Endra Gunawan [a], Sri Widiyantoro [a], Zulfakriza [a], Irwan Meilano [b], Cecep Pratama [c]
[a] Global Geophysics Research Group, Faculty of Mining and Petroleum Engineering, Bandung Institute of Technology, Indonesia
[b] Geodesy Research Group, Faculty of Earth Science and Technology, Bandung Institute of Technology, Indonesia
[c] Department of Geodetic Engineering, Gadjah Mada University, Indonesia
GPS data after the 2 July 2013 Mw 6.1 Aceh earthquake provide valuable information for understanding the postseismic behavior of a strike-slip fault in northern Sumatra, Indonesia. The analysis of postseismic deformation following the 2004 Sumatra-Andaman earthquake and the 2012 Indian Ocean earthquake suggest that the ongoing deformation affected northern Sumatra between July and December 2013. The postseismic deformation of the 2013 Aceh earthquake is herein investigated, with the contribution of poroelastic rebound and viscoelastic relaxation evaluated. The results suggest that the model displacement of those two mechanisms failed to estimate the data. The afterslip analysis of the 2013 Aceh earthquake, on the contrary, fits the data very well with a seismic slip occurring at multiple fault segments of the Sumatran fault in northern Sumatra, Indonesia.
Keywords: 2 July 2013 Aceh earthquake, GPS, Postseismic deformation, Poroelastic rebound, Viscoelastic relaxation, Afterslip
The devastating 2 July 2013 Mw 6.1 Aceh earthquake (AE) occurred along a newly identified active left-lateral fault segment of the Sumatran fault in northern Sumatra, Indonesia, identified as the Celala segment (Gunawan et al., 2018). A previous study suggested that the 2 July 2013 earthquake occurred as the Celala segment was 0.1 MPa closer to failure after the earlier 21 January 2013 Mw 6.1 AE (Ito et al., 2016). Prior to the event, the Celala segment was unmapped and unidentified. As a result of this unexpected earthquake event, losses were high. The Indonesian National Board for Disaster Management (2013) reported casualties of 43 people dead and six others missing, with economic losses of more than US$ 50 million; another US$ 70 million was needed for rehabilitation and reconstruction after the disaster. Fig. 1 shows the tectonic setting of this region.
Modern geodetic tools such as GPS have been widely used to understand the crustal deformation of the earthquake cycle, corresponding to interseismic, coseismic, and postseismic deformation (e.g. Wang et al., 2012). Previous studies propose postseismic deformation mechanisms after earthquake occurrences, including poroelastic rebound, afterslip, and viscoelastic relaxation (e.g. Freed, 2007, Pollitz et al., 2012). One of the major differences between these mechanisms is the time duration.
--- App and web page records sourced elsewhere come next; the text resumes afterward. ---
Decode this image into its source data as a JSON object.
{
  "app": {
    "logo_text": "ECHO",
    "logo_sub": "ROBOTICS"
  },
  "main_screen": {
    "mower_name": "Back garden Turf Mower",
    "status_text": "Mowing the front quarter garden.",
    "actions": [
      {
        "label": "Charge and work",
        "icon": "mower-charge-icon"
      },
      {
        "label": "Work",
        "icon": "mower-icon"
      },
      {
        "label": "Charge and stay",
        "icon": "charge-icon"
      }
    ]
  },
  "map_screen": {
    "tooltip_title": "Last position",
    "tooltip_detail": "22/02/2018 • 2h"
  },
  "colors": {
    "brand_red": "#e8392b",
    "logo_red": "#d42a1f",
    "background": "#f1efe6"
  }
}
While poroelastic rebound is in days or weeks, afterslip could take months or years, and viscoelastic relaxation lasts for years or decades (Jónsson et al., 2003, Miyazaki et al., 2004, Lorenzo-Martín et al., 2006).
This study analyzes the postseismic deformation of the 2 July 2013 AE by considering these three postseismic deformation mechanisms. Unpublished GPS data available in the region are used for the analysis. The contributions of postseismic deformation after the 2004 Mw 9.2 Sumatra-Andaman earthquake (SAE) and the 2012 Mw 8.6 Indian Ocean earthquake (IOE) are considered in the analysis.